═══ Data extract ═══
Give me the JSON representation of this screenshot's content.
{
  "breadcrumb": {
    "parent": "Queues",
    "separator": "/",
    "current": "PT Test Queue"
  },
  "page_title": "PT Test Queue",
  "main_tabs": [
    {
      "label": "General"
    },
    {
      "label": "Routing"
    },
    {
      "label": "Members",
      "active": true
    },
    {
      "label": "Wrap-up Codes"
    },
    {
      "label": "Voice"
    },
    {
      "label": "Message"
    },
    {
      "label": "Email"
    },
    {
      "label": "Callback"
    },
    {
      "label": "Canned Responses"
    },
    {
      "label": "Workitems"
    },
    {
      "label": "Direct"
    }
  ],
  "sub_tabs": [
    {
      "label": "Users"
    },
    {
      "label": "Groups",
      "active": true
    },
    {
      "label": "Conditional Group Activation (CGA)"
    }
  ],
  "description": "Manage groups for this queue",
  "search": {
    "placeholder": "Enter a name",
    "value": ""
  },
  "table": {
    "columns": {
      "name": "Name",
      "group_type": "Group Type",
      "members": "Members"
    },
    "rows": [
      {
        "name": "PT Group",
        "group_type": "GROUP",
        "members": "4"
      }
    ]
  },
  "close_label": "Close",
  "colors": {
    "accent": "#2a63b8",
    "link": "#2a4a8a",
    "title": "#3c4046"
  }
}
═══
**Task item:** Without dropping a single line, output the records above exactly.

**Exercise result:**
Give me the JSON representation of this screenshot's content.
{
  "breadcrumb": {
    "parent": "Queues",
    "separator": "/",
    "current": "PT Test Queue"
  },
  "page_title": "PT Test Queue",
  "main_tabs": [
    {
      "label": "General"
    },
    {
      "label": "Routing"
    },
    {
      "label": "Members",
      "active": true
    },
    {
      "label": "Wrap-up Codes"
    },
    {
      "label": "Voice"
    },
    {
      "label": "Message"
    },
    {
      "label": "Email"
    },
    {
      "label": "Callback"
    },
    {
      "label": "Canned Responses"
    },
    {
      "label": "Workitems"
    },
    {
      "label": "Direct"
    }
  ],
  "sub_tabs": [
    {
      "label": "Users"
    },
    {
      "label": "Groups",
      "active": true
    },
    {
      "label": "Conditional Group Activation (CGA)"
    }
  ],
  "description": "Manage groups for this queue",
  "search": {
    "placeholder": "Enter a name",
    "value": ""
  },
  "table": {
    "columns": {
      "name": "Name",
      "group_type": "Group Type",
      "members": "Members"
    },
    "rows": [
      {
        "name": "PT Group",
        "group_type": "GROUP",
        "members": "4"
      }
    ]
  },
  "close_label": "Close",
  "colors": {
    "accent": "#2a63b8",
    "link": "#2a4a8a",
    "title": "#3c4046"
  }
}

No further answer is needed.